This past year has been marked by striking a number of natural disasters: significant storms in different parts of the country, hurricanes and tornadoes, fires ravaging our state and other western states. The commentary has ranged from discussions of global warming to end times phenomena.
As a general rule I try to avoid making theological assumptions about other people’s suffering. Eventually such talk ends up looking either arrogant, stupid, or cruel. This is one of the major lessons of the book of Job in the Bible: Even when you’re armed with the best theology, it’s easy to make unsafe assumptions when you don’t know what’s going on behind the curtain.
But there are places for discernment, and we see this in the book of Jonah.

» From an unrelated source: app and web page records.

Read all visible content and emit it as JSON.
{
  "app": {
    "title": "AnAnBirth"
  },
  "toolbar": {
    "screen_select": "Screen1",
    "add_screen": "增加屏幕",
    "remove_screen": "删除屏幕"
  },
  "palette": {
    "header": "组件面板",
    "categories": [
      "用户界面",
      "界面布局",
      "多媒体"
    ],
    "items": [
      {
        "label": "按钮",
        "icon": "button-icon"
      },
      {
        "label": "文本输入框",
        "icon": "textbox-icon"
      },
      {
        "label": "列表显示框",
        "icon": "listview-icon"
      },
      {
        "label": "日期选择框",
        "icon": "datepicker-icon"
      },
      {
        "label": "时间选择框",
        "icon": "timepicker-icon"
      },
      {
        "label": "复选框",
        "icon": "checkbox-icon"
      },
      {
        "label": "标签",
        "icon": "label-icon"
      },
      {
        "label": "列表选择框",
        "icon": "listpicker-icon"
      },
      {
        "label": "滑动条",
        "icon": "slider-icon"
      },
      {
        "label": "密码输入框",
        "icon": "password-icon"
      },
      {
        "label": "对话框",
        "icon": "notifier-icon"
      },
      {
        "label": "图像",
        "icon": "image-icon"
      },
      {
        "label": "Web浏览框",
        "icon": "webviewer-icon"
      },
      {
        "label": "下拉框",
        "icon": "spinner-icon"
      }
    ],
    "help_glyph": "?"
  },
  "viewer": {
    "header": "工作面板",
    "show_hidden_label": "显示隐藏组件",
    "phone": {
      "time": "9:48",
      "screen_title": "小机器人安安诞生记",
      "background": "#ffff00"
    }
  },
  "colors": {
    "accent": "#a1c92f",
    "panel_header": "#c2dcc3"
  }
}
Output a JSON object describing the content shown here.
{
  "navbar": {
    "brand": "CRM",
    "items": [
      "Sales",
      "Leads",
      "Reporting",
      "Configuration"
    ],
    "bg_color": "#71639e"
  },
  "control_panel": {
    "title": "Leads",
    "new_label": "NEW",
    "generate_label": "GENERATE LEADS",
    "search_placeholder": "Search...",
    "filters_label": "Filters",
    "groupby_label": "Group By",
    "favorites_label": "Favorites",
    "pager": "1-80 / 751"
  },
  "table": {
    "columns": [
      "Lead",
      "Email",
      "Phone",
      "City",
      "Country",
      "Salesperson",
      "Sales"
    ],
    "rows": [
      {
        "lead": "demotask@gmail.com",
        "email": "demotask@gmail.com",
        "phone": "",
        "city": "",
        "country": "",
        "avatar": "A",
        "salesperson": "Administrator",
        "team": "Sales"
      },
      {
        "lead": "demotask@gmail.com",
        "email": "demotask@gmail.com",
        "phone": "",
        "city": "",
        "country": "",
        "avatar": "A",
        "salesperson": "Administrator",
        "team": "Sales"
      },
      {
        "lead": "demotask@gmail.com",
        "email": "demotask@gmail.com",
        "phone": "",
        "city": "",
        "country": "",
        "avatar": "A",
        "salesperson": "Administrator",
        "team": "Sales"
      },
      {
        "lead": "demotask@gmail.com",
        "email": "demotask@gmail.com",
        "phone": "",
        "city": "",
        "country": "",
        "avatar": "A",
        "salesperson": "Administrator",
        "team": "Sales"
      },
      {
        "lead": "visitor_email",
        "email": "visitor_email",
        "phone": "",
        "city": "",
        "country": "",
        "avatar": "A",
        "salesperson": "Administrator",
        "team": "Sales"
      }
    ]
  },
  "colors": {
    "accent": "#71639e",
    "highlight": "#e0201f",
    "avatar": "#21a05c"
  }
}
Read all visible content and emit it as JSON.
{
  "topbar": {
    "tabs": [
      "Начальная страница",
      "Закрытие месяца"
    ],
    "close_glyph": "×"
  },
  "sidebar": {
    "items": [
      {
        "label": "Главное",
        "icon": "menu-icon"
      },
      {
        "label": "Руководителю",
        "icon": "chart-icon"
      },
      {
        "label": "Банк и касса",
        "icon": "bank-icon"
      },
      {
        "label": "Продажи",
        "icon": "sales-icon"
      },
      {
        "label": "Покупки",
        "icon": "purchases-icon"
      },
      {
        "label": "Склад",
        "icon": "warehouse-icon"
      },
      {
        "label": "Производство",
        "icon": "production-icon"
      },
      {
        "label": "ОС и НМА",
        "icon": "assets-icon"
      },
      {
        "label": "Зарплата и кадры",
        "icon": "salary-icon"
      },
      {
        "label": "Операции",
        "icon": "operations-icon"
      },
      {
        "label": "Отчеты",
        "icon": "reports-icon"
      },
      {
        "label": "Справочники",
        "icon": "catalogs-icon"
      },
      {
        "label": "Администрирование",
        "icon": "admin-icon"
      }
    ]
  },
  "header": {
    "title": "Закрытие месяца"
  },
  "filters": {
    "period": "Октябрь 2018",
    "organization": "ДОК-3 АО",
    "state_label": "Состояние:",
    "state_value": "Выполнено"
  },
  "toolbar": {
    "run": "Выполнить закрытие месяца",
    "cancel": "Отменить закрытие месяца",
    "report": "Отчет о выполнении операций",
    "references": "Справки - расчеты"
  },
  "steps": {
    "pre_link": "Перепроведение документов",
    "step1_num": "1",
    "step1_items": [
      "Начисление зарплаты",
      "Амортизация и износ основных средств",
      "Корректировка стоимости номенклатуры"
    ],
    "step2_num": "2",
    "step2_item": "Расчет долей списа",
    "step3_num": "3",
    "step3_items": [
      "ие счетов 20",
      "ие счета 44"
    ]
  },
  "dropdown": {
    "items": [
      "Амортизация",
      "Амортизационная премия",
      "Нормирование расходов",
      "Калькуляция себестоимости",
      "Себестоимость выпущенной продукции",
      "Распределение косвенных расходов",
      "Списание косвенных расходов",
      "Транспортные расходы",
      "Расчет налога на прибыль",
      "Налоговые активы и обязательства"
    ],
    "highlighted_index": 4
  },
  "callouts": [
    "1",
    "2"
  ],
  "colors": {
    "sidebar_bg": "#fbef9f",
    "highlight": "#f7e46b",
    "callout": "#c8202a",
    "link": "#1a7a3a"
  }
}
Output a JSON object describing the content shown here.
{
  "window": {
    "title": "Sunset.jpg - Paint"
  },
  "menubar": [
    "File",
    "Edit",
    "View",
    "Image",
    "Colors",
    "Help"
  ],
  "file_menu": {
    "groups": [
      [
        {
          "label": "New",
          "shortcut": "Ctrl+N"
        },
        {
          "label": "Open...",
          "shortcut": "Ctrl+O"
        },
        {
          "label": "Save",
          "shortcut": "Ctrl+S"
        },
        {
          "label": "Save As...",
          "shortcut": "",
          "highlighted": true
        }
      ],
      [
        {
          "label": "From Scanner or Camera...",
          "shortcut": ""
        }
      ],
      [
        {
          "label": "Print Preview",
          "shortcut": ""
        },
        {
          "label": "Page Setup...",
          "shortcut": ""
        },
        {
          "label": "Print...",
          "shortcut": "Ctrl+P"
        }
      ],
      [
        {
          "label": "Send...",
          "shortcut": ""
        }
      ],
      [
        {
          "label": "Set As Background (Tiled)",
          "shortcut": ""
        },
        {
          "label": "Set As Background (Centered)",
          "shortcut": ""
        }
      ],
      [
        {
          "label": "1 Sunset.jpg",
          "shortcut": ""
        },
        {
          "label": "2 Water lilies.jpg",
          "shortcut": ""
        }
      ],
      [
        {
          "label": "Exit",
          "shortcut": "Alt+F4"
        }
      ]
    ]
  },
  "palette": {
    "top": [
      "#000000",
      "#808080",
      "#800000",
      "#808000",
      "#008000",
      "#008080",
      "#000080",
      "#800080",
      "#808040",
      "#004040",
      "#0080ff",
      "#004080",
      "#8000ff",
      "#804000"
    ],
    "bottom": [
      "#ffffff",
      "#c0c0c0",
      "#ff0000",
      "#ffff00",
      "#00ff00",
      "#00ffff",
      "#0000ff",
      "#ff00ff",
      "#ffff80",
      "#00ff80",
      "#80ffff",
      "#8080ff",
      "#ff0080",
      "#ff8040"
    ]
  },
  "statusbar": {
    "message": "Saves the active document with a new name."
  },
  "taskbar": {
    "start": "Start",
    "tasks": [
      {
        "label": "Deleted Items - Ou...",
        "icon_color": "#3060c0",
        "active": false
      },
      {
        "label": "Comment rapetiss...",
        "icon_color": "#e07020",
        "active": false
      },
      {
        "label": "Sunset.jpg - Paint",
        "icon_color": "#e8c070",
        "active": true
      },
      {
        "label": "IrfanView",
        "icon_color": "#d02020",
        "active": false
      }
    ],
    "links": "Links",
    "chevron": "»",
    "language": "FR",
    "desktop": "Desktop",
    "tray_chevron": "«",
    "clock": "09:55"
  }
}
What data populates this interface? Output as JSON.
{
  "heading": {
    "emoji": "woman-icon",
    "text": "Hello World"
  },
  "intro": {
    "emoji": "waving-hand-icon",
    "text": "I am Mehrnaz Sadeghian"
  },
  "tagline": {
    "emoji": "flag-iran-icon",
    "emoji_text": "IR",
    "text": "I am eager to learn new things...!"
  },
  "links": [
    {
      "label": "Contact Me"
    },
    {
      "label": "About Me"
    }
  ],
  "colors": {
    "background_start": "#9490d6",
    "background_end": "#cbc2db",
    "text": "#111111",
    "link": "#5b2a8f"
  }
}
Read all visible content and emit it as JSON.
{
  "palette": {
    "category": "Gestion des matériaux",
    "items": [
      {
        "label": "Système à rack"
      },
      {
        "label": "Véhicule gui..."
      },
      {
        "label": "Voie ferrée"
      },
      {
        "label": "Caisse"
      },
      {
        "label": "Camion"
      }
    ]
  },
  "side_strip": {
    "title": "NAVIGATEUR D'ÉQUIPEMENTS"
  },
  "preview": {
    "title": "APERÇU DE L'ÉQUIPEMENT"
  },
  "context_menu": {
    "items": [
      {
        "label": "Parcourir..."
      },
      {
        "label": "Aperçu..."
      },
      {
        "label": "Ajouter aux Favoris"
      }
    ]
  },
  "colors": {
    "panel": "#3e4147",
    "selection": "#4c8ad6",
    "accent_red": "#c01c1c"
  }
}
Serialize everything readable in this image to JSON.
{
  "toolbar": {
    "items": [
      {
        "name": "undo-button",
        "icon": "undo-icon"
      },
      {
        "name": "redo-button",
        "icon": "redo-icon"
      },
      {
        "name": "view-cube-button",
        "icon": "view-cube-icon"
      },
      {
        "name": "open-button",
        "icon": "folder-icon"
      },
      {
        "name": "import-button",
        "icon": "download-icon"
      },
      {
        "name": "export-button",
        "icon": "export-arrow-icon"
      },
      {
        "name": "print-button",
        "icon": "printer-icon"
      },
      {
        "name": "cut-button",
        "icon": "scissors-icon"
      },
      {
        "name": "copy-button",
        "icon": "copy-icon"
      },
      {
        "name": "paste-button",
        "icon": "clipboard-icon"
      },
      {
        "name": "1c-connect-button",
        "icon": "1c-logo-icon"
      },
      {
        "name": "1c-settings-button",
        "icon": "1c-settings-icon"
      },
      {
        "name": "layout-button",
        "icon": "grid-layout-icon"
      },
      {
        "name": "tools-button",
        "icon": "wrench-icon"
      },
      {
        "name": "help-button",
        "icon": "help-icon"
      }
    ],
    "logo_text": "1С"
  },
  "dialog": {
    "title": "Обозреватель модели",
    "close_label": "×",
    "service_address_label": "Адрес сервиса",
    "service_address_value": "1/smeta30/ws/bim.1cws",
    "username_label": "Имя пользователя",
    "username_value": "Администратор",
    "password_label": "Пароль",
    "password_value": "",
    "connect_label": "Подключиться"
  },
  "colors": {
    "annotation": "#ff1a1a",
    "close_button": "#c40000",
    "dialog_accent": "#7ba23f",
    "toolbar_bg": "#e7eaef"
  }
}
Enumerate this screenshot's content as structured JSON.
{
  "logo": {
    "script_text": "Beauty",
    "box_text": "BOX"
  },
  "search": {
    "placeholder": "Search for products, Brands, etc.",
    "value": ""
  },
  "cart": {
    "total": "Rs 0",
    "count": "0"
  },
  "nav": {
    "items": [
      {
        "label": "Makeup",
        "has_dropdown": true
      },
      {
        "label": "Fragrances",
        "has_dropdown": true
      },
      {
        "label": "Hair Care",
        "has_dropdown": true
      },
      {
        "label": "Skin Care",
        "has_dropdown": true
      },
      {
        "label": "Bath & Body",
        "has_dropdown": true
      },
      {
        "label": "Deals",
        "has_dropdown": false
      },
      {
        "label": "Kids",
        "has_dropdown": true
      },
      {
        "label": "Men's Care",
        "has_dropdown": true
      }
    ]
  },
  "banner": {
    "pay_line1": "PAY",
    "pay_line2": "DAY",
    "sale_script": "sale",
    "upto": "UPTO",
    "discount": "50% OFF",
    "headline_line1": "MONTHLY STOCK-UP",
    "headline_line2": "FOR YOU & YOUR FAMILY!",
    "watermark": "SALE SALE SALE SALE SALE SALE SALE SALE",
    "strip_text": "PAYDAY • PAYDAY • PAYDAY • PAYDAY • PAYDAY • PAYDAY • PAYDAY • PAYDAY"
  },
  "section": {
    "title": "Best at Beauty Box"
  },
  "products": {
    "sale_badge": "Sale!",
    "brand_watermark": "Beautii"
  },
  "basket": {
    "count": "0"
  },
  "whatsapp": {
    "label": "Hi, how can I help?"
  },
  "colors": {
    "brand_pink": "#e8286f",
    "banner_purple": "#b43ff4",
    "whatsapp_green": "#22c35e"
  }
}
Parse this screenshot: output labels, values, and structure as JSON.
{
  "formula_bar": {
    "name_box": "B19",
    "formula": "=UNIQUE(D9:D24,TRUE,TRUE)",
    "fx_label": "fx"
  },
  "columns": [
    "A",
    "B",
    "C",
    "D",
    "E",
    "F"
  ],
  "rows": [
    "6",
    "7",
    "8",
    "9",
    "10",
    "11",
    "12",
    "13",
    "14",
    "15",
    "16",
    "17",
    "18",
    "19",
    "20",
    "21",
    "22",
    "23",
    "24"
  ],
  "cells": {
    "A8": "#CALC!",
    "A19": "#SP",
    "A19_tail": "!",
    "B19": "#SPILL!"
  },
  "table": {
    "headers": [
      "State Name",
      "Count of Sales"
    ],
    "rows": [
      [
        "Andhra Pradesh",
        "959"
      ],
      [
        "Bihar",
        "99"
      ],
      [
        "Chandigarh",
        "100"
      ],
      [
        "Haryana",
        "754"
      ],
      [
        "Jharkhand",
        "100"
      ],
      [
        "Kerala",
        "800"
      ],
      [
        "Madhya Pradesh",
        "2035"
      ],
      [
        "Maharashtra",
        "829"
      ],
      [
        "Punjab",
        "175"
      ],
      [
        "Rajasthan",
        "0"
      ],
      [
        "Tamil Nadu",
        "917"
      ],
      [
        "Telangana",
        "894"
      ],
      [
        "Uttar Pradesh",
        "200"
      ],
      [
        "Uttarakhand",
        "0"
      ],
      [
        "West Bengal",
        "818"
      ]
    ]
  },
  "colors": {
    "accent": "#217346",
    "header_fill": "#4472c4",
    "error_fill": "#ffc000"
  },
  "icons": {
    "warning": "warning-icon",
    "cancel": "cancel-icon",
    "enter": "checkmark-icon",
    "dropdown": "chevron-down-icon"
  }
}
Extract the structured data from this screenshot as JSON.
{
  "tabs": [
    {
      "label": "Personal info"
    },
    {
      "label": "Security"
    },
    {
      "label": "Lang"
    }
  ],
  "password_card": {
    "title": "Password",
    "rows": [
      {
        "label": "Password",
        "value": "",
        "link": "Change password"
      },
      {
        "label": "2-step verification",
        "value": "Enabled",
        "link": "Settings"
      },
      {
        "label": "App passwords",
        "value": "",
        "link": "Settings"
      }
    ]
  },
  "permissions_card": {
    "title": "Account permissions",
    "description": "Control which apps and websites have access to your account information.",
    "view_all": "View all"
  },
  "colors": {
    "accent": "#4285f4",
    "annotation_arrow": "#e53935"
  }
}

The author was confident that God hurled the wind that created the storm (1:4). Jonah said flatly that he knew his presence on the ship was what caused the mayhem (1:12b). When people understand their life events through the lens of their faith and experience of God, I’m less apt to question their conclusions.
For our part, it’s probably best to spend our discerning-energies in trying to understand which efforts are wasted and which ones are well-spent. This is seen with the sailors on the ship (in 1:5-16). Searching for answers in an intense storm, they resorted to casting lots (1:7). They were just trying to understand the situation, and their first efforts didn’t work out so well. Faced with a no-win situation they engaged in a failed effort to row to shore (1:13). And all throughout the storm conditions worsened (1:11,13).
Have you ever been in a situation where you felt like you were spinning your wheels to no good end? What should you do? The narrative gives some clues on how to respond…
Jonah was a prophet in the 8th century B.C. with messages for both his nation (II Kings 14:25-27) and for a foreign nation (Jonah 1:1-2). Many years later God sent His son, our savior Jesus Christ, to be the redeemer for the people of all nations. Jesus declared that God’s house should be a house of prayer for all people (Mark 11:17). And Jesus calmed the storm when His disciples were out at sea (Mark 4:35-41). Putting your faith in Jesus is no guarantee that you won’t have to face storms; Jesus, after all, had to endure persecution and crucifixion. But knowing Jesus and having a healthy prayer-life can give a peace that passes understanding (Philippians 4:7). And it’s all a part of our faith that serves as a foundation for making good decisions in the stormy seasons of life.
God bless you,
Andrew McHenry, Pastor
I am a husband, a Congregational pastor, and a native Kansan currently living in Thermalito, California. In the past I have also been a prison chaplain and a youth pastor. Interests include reading, railroads, prog rock, KU, and the KC Royals. Opinions are my own and are not necessarily those of organizations I have been with.